One of the aspects of the book that really bothered me is that both Julia is so stupid. She becomes obsessed with Cat’s diary and while reading it comes across the name Annie Badcock (89), yet when she hears it again, she doesn’t remember it: “Annie Badcock. The name was vaguely familiar, but I couldn’t remember where I’d come across it” (131). In the diary she also sees the surname Bolitho (24), yet she doesn’t remember that an aunt, the mother of her cousin and best friend, is a Bolitho. She has to be told: “’Well, Alison’s mother’s a Bolitho, isn’t she? You should know – she’s your cousin’” (322). And this is after Julia has several conversations with Alison about the diary and its contents! And she’s so inept in her conversations, at one time telling a Muslim man that his ancestors were “’such barbarous people’” (346). And the author never thought of a connection between the derivation of the adjective “barbarous” and the Barbary Coast of North Africa?

The other problem is that the number of parallels between Julia and Cat’s stories suggests excessive contrivance. They both look best in red dresses, and even their handwriting is similar. Both are experts in embroidery. Both have relationships which are unsatisfying. Each encounters a fortune teller who accurately predicts her future.

The number of coincidences is also excessive. Julia, who comes from Cornwall, has an affair with a man whose wife comes from Cornwall. Crucial letters which reveal the end of Cat’s story are found in Alison’s Cornwall home and a sample of Cat’s work is owned by the wife of Julia’s lover. And in Morocco Julia meets someone who also seems to have a piece of Cat’s embroidery from almost 400 years ago. The coincidences just go on and on.

This book would be classified as a historical romance so obviously there will be romantic relationships, but it would be better if these romances were credible. Is it likely that a woman would fall in love with someone who orchestrated the capture of 60 people including her family members, who tortured and killed captives, and who sold them into slavery? Julia also seems to move from a bad relationship to an unlikely one.

The one interesting aspect of the novel is its discussion of embroidery, a handicraft practiced by women around the world for centuries. The author seems to have done considerable research into embroidery in Medieval Islamic culture.

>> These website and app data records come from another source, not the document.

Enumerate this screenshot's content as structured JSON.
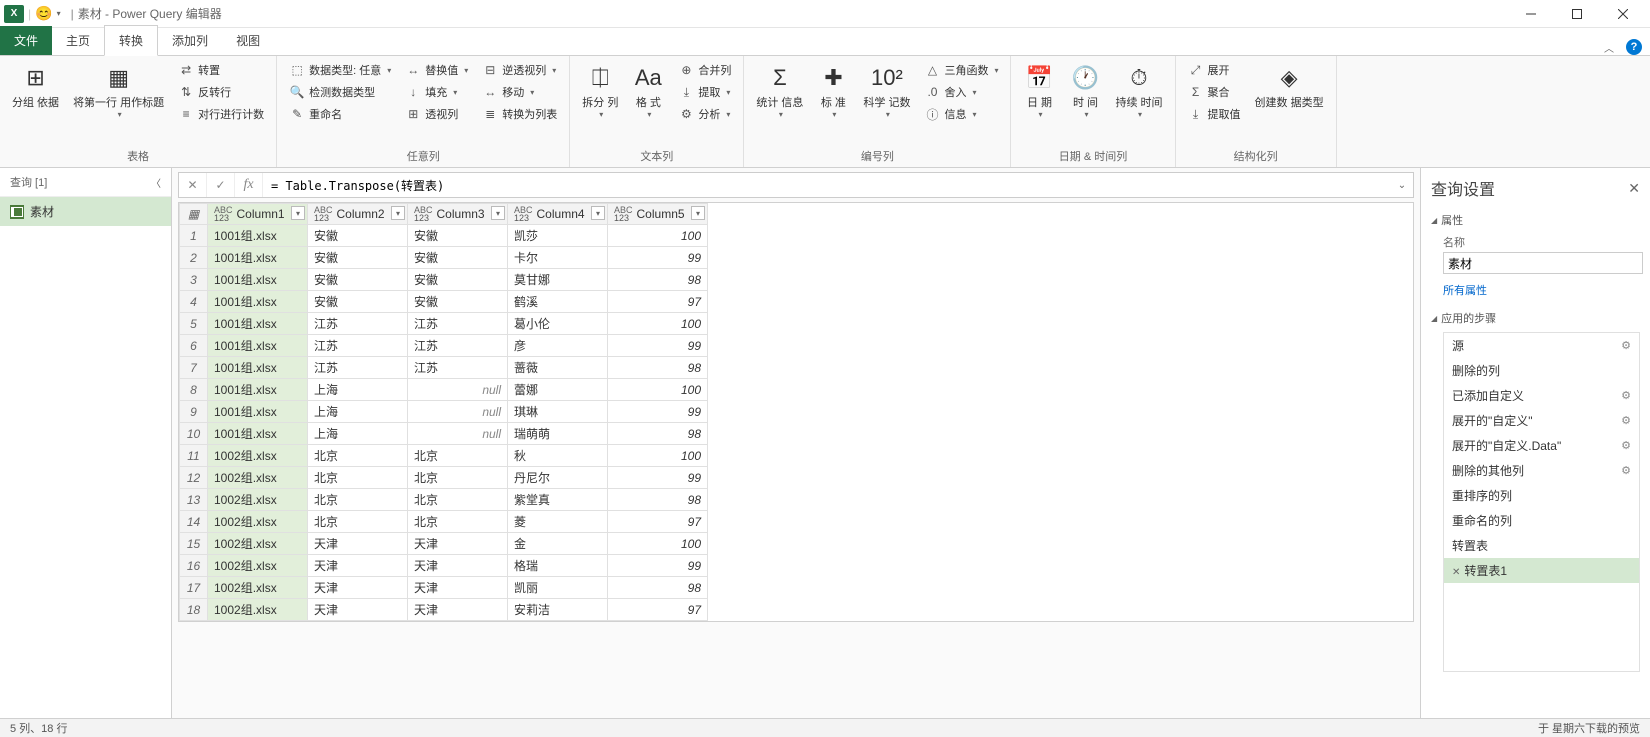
{
  "title": "素材 - Power Query 编辑器",
  "tabs": {
    "file": "文件",
    "home": "主页",
    "transform": "转换",
    "addcol": "添加列",
    "view": "视图"
  },
  "ribbon": {
    "g1": {
      "groupby": "分组\n依据",
      "firstrow": "将第一行\n用作标题",
      "transpose": "转置",
      "reverse": "反转行",
      "count": "对行进行计数",
      "label": "表格"
    },
    "g2": {
      "datatype": "数据类型: 任意",
      "detect": "检测数据类型",
      "rename": "重命名",
      "replace": "替换值",
      "fill": "填充",
      "pivot": "透视列",
      "unpivot": "逆透视列",
      "move": "移动",
      "tolist": "转换为列表",
      "label": "任意列"
    },
    "g3": {
      "split": "拆分\n列",
      "format": "格\n式",
      "merge": "合并列",
      "extract": "提取",
      "parse": "分析",
      "label": "文本列"
    },
    "g4": {
      "stats": "统计\n信息",
      "standard": "标\n准",
      "sci": "科学\n记数",
      "trig": "三角函数",
      "round": "舍入",
      "info": "信息",
      "label": "编号列"
    },
    "g5": {
      "date": "日\n期",
      "time": "时\n间",
      "duration": "持续\n时间",
      "label": "日期 & 时间列"
    },
    "g6": {
      "expand": "展开",
      "aggregate": "聚合",
      "extractval": "提取值",
      "create": "创建数\n据类型",
      "label": "结构化列"
    }
  },
  "queries": {
    "header": "查询 [1]",
    "item": "素材"
  },
  "formula": "= Table.Transpose(转置表)",
  "columns": [
    "Column1",
    "Column2",
    "Column3",
    "Column4",
    "Column5"
  ],
  "rows": [
    [
      "1001组.xlsx",
      "安徽",
      "安徽",
      "凯莎",
      "100"
    ],
    [
      "1001组.xlsx",
      "安徽",
      "安徽",
      "卡尔",
      "99"
    ],
    [
      "1001组.xlsx",
      "安徽",
      "安徽",
      "莫甘娜",
      "98"
    ],
    [
      "1001组.xlsx",
      "安徽",
      "安徽",
      "鹤溪",
      "97"
    ],
    [
      "1001组.xlsx",
      "江苏",
      "江苏",
      "葛小伦",
      "100"
    ],
    [
      "1001组.xlsx",
      "江苏",
      "江苏",
      "彦",
      "99"
    ],
    [
      "1001组.xlsx",
      "江苏",
      "江苏",
      "蔷薇",
      "98"
    ],
    [
      "1001组.xlsx",
      "上海",
      null,
      "蕾娜",
      "100"
    ],
    [
      "1001组.xlsx",
      "上海",
      null,
      "琪琳",
      "99"
    ],
    [
      "1001组.xlsx",
      "上海",
      null,
      "瑞萌萌",
      "98"
    ],
    [
      "1002组.xlsx",
      "北京",
      "北京",
      "秋",
      "100"
    ],
    [
      "1002组.xlsx",
      "北京",
      "北京",
      "丹尼尔",
      "99"
    ],
    [
      "1002组.xlsx",
      "北京",
      "北京",
      "紫堂真",
      "98"
    ],
    [
      "1002组.xlsx",
      "北京",
      "北京",
      "菱",
      "97"
    ],
    [
      "1002组.xlsx",
      "天津",
      "天津",
      "金",
      "100"
    ],
    [
      "1002组.xlsx",
      "天津",
      "天津",
      "格瑞",
      "99"
    ],
    [
      "1002组.xlsx",
      "天津",
      "天津",
      "凯丽",
      "98"
    ],
    [
      "1002组.xlsx",
      "天津",
      "天津",
      "安莉洁",
      "97"
    ]
  ],
  "settings": {
    "title": "查询设置",
    "props": "属性",
    "name_label": "名称",
    "name_value": "素材",
    "all_props": "所有属性",
    "steps_label": "应用的步骤",
    "steps": [
      {
        "name": "源",
        "gear": true
      },
      {
        "name": "删除的列",
        "gear": false
      },
      {
        "name": "已添加自定义",
        "gear": true
      },
      {
        "name": "展开的\"自定义\"",
        "gear": true
      },
      {
        "name": "展开的\"自定义.Data\"",
        "gear": true
      },
      {
        "name": "删除的其他列",
        "gear": true
      },
      {
        "name": "重排序的列",
        "gear": false
      },
      {
        "name": "重命名的列",
        "gear": false
      },
      {
        "name": "转置表",
        "gear": false
      },
      {
        "name": "转置表1",
        "gear": false,
        "active": true
      }
    ]
  },
  "status": {
    "left": "5 列、18 行",
    "right": "于 星期六下载的预览"
  }
}
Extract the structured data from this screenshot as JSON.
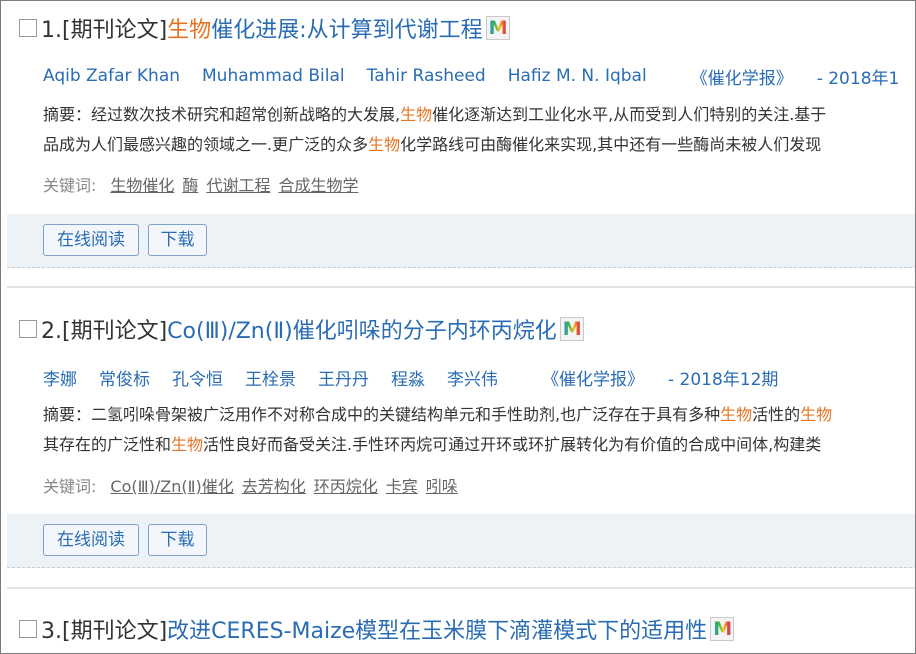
{
  "results": [
    {
      "index": "1.",
      "type": "[期刊论文]",
      "title_hl": "生物",
      "title_rest": "催化进展:从计算到代谢工程",
      "title_pre": "",
      "authors": [
        "Aqib Zafar Khan",
        "Muhammad Bilal",
        "Tahir Rasheed",
        "Hafiz M. N. Iqbal"
      ],
      "journal": "《催化学报》",
      "issue": "- 2018年1",
      "abstract_label": "摘要：",
      "abstract_line1_a": "经过数次技术研究和超常创新战略的大发展,",
      "abstract_line1_hl": "生物",
      "abstract_line1_b": "催化逐渐达到工业化水平,从而受到人们特别的关注.基于",
      "abstract_line2_a": "品成为人们最感兴趣的领域之一.更广泛的众多",
      "abstract_line2_hl": "生物",
      "abstract_line2_b": "化学路线可由酶催化来实现,其中还有一些酶尚未被人们发现",
      "keywords_label": "关键词:",
      "keywords": [
        "生物催化",
        "酶",
        "代谢工程",
        "合成生物学"
      ],
      "read_label": "在线阅读",
      "download_label": "下载"
    },
    {
      "index": "2.",
      "type": "[期刊论文]",
      "title_hl": "",
      "title_rest": "Co(Ⅲ)/Zn(Ⅱ)催化吲哚的分子内环丙烷化",
      "authors": [
        "李娜",
        "常俊标",
        "孔令恒",
        "王栓景",
        "王丹丹",
        "程淼",
        "李兴伟"
      ],
      "journal": "《催化学报》",
      "issue": "- 2018年12期",
      "abstract_label": "摘要：",
      "abstract_line1_a": "二氢吲哚骨架被广泛用作不对称合成中的关键结构单元和手性助剂,也广泛存在于具有多种",
      "abstract_line1_hl": "生物",
      "abstract_line1_b": "活性的",
      "abstract_line1_c": "生物",
      "abstract_line2_a": "其存在的广泛性和",
      "abstract_line2_hl": "生物",
      "abstract_line2_b": "活性良好而备受关注.手性环丙烷可通过开环或环扩展转化为有价值的合成中间体,构建类",
      "keywords_label": "关键词:",
      "keywords": [
        "Co(Ⅲ)/Zn(Ⅱ)催化",
        "去芳构化",
        "环丙烷化",
        "卡宾",
        "吲哚"
      ],
      "read_label": "在线阅读",
      "download_label": "下载"
    },
    {
      "index": "3.",
      "type": "[期刊论文]",
      "title_hl": "",
      "title_rest": "改进CERES-Maize模型在玉米膜下滴灌模式下的适用性"
    }
  ],
  "m_icon_letter": "M",
  "colors": {
    "link": "#2a6cb3",
    "highlight": "#e57422",
    "action_bar": "#edf2f7"
  }
}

This is a work of fluff. It has the romantic element in an exotic location and a historical context which will appeal to readers of escapist fiction. It did not appeal to me.